This week's visit to India by Li Keqiang, the Chinese premier, could not have happened at a better time. Tensions had been high, because of a boundary dispute touched off when Chinese troops reportedly pushed almost 30 kilometres into Indian territory in the icy Himalayan region of Ladakh.
Mr Li and his host, Manmohan Singh, the Indian prime minister, said the two sides had agreed on terms of reference for resolving the issue. Coming as it did just after a visit to Beijing by India's foreign minister Salman Khurshid, Mr Li's voyage may serve to remind the world's two most populous countries of how much can be gained by good relations.
The Chinese troops have now withdrawn, demonstrating that India was wise not to overreact. After all, trade relations between the two countries are too important for either side to jeopardise. China became India's largest trading partner last year, with two-way commerce totalling US$66 billion (Dh242bn); a goal of $100 billion has been set for 2015.
Considering that, China's pushiness at the border is hard to understand. To be sure, tensions have frequently flared along the 4,057 kilometre border, where there was a war in 1962. In 2009, for example, China became vocal in its claims to parts of the Indian state of Arunachal Pradesh, a territory it claims is part of Tibet. Still, this spring's Chinese incursion was unexpected, and alarming.
India is not the only neighbour to feel China's muscle-flexing in recent years. After long defining its "core interests" as Taiwan and Tibet, China is now asserting a whole range of territorial claims elsewhere, from Xinjiang to the South China Sea.
Some of these disputes with other countries appear to be resource-related, such as the squabble over the Spratly Islands. Such macho diplomacy is making China's neighbours increasingly nervous, a price the Chinese seem willing to pay to gain control of oil and other resources. But it is puzzling that China risked a wrangle with Indian over a barren, inaccessible scrap of Ladakh.
Whatever China's goals or methods may be in future, bilateral frictions of all kinds are natural in a $66 billion relationship between two important neighbours.

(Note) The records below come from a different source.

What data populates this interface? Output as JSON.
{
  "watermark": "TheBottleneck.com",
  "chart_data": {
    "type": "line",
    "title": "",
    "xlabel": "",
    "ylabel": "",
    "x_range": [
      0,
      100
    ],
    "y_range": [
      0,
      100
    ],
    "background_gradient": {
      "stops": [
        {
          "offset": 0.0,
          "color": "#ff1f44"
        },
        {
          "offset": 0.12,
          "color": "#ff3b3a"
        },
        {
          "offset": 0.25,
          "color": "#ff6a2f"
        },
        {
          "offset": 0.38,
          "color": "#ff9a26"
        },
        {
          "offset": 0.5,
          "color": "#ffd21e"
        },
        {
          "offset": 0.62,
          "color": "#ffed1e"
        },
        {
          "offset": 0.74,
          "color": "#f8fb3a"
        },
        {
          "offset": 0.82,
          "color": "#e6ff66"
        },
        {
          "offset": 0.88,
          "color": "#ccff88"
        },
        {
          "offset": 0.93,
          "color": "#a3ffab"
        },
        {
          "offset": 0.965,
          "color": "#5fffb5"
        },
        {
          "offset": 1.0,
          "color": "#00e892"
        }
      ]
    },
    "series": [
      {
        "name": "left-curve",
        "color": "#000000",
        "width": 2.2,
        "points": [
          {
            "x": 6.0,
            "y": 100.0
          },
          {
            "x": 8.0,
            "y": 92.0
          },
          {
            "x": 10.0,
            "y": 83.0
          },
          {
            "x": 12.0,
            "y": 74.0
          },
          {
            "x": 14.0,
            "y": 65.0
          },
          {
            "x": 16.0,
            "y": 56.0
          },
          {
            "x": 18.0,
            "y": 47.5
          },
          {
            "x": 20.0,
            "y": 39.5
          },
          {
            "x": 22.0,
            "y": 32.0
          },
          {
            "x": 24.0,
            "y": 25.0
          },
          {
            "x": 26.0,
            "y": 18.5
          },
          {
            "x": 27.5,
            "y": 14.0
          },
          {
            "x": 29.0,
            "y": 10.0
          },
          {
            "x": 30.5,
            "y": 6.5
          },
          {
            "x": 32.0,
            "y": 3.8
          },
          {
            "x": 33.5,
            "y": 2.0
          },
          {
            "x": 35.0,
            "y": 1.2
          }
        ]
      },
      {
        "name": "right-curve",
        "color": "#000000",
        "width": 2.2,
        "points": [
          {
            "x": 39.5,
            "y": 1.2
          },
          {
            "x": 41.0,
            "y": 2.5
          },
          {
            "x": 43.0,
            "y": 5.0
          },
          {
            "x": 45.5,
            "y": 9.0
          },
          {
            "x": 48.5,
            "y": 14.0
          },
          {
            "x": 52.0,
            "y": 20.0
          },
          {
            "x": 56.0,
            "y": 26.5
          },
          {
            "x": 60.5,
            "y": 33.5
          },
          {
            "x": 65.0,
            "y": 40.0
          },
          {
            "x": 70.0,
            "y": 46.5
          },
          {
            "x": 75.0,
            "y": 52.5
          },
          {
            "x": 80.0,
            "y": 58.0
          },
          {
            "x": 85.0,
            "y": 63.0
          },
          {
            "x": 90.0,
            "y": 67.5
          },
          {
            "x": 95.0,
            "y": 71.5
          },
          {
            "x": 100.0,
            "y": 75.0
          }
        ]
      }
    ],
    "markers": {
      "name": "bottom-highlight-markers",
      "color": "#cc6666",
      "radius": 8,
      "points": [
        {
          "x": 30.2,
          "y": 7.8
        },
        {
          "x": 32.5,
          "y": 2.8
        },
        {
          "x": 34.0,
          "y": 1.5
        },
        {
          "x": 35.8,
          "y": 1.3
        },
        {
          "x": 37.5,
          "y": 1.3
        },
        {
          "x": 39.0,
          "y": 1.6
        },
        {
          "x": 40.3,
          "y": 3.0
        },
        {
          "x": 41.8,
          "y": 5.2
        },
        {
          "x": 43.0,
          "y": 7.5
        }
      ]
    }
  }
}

But the interdependence inherent in all that trade should impose, on both governments, a common-sense ability to manage the border, and all other bilateral issues, with prudence and ingenuity.